DATASET ENTRIES
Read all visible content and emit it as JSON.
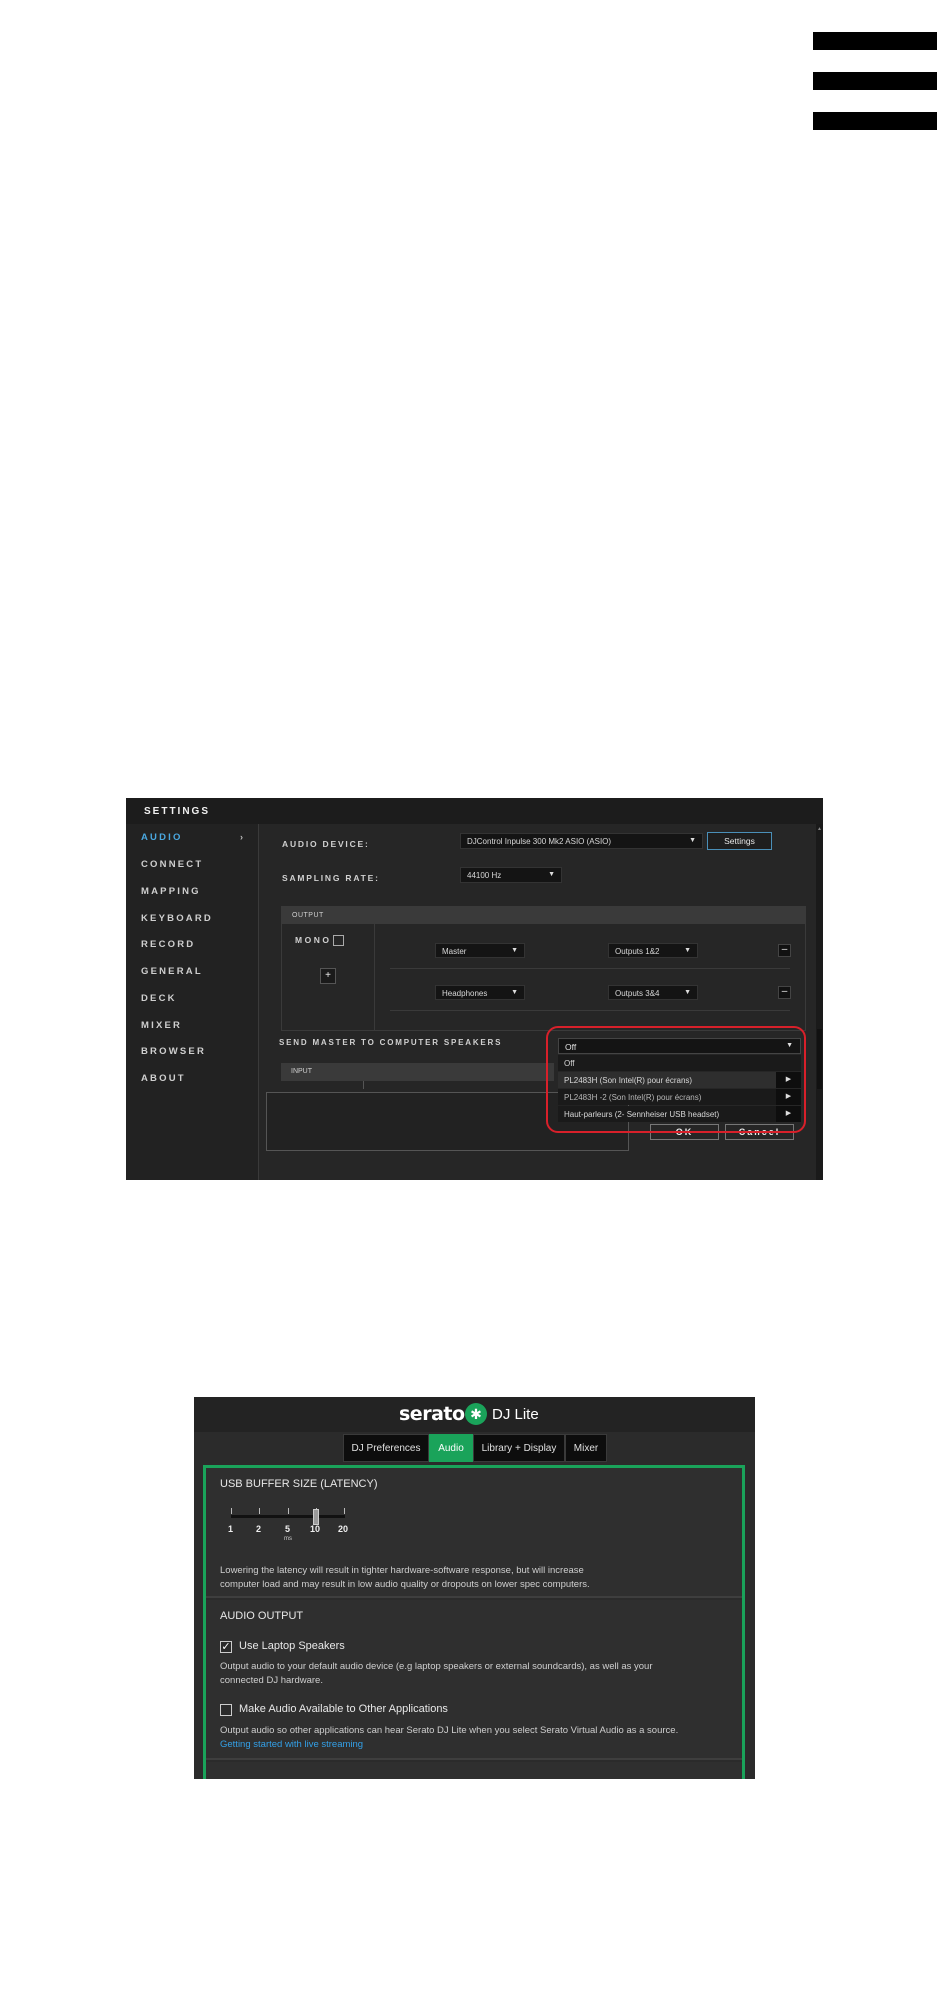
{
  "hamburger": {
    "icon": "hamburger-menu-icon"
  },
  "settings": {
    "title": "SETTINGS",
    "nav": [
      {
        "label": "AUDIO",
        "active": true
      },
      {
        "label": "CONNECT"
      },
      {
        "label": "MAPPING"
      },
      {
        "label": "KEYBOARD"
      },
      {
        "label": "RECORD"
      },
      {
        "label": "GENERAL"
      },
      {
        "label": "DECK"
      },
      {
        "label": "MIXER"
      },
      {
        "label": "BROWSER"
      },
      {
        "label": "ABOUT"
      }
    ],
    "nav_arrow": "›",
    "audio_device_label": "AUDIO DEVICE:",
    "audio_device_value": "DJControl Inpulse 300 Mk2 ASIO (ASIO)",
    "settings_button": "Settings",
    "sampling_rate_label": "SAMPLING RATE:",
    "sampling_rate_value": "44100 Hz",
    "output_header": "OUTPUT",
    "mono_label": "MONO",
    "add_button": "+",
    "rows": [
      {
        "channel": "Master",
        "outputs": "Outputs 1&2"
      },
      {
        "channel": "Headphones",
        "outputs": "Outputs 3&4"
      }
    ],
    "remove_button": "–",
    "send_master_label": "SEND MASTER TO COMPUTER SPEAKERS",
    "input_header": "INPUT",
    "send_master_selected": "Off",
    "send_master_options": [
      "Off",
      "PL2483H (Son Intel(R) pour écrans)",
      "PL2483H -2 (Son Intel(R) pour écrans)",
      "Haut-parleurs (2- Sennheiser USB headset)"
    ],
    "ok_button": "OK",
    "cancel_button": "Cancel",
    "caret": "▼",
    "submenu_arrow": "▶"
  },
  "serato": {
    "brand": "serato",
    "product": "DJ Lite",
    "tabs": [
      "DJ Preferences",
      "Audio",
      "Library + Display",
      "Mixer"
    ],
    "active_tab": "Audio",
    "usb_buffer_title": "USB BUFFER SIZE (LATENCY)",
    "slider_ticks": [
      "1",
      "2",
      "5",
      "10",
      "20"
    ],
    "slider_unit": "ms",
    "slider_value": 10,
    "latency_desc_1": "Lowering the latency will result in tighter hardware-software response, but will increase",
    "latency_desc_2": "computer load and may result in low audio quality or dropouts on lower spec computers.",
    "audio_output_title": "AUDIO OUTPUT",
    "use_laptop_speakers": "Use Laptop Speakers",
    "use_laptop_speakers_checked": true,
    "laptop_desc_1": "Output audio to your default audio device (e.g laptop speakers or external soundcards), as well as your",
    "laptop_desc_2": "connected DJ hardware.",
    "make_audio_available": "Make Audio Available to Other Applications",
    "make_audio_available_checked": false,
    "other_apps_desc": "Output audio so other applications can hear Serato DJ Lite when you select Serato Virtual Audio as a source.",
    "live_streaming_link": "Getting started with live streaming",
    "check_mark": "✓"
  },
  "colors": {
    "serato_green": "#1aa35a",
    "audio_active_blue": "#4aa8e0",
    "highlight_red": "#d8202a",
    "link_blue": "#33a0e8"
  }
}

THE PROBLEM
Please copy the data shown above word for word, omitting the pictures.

ANSWER SPACE
Read all visible content and emit it as JSON.
{
  "hamburger": {
    "icon": "hamburger-menu-icon"
  },
  "settings": {
    "title": "SETTINGS",
    "nav": [
      {
        "label": "AUDIO",
        "active": true
      },
      {
        "label": "CONNECT"
      },
      {
        "label": "MAPPING"
      },
      {
        "label": "KEYBOARD"
      },
      {
        "label": "RECORD"
      },
      {
        "label": "GENERAL"
      },
      {
        "label": "DECK"
      },
      {
        "label": "MIXER"
      },
      {
        "label": "BROWSER"
      },
      {
        "label": "ABOUT"
      }
    ],
    "nav_arrow": "›",
    "audio_device_label": "AUDIO DEVICE:",
    "audio_device_value": "DJControl Inpulse 300 Mk2 ASIO (ASIO)",
    "settings_button": "Settings",
    "sampling_rate_label": "SAMPLING RATE:",
    "sampling_rate_value": "44100 Hz",
    "output_header": "OUTPUT",
    "mono_label": "MONO",
    "add_button": "+",
    "rows": [
      {
        "channel": "Master",
        "outputs": "Outputs 1&2"
      },
      {
        "channel": "Headphones",
        "outputs": "Outputs 3&4"
      }
    ],
    "remove_button": "–",
    "send_master_label": "SEND MASTER TO COMPUTER SPEAKERS",
    "input_header": "INPUT",
    "send_master_selected": "Off",
    "send_master_options": [
      "Off",
      "PL2483H (Son Intel(R) pour écrans)",
      "PL2483H -2 (Son Intel(R) pour écrans)",
      "Haut-parleurs (2- Sennheiser USB headset)"
    ],
    "ok_button": "OK",
    "cancel_button": "Cancel",
    "caret": "▼",
    "submenu_arrow": "▶"
  },
  "serato": {
    "brand": "serato",
    "product": "DJ Lite",
    "tabs": [
      "DJ Preferences",
      "Audio",
      "Library + Display",
      "Mixer"
    ],
    "active_tab": "Audio",
    "usb_buffer_title": "USB BUFFER SIZE (LATENCY)",
    "slider_ticks": [
      "1",
      "2",
      "5",
      "10",
      "20"
    ],
    "slider_unit": "ms",
    "slider_value": 10,
    "latency_desc_1": "Lowering the latency will result in tighter hardware-software response, but will increase",
    "latency_desc_2": "computer load and may result in low audio quality or dropouts on lower spec computers.",
    "audio_output_title": "AUDIO OUTPUT",
    "use_laptop_speakers": "Use Laptop Speakers",
    "use_laptop_speakers_checked": true,
    "laptop_desc_1": "Output audio to your default audio device (e.g laptop speakers or external soundcards), as well as your",
    "laptop_desc_2": "connected DJ hardware.",
    "make_audio_available": "Make Audio Available to Other Applications",
    "make_audio_available_checked": false,
    "other_apps_desc": "Output audio so other applications can hear Serato DJ Lite when you select Serato Virtual Audio as a source.",
    "live_streaming_link": "Getting started with live streaming",
    "check_mark": "✓"
  },
  "colors": {
    "serato_green": "#1aa35a",
    "audio_active_blue": "#4aa8e0",
    "highlight_red": "#d8202a",
    "link_blue": "#33a0e8"
  }
}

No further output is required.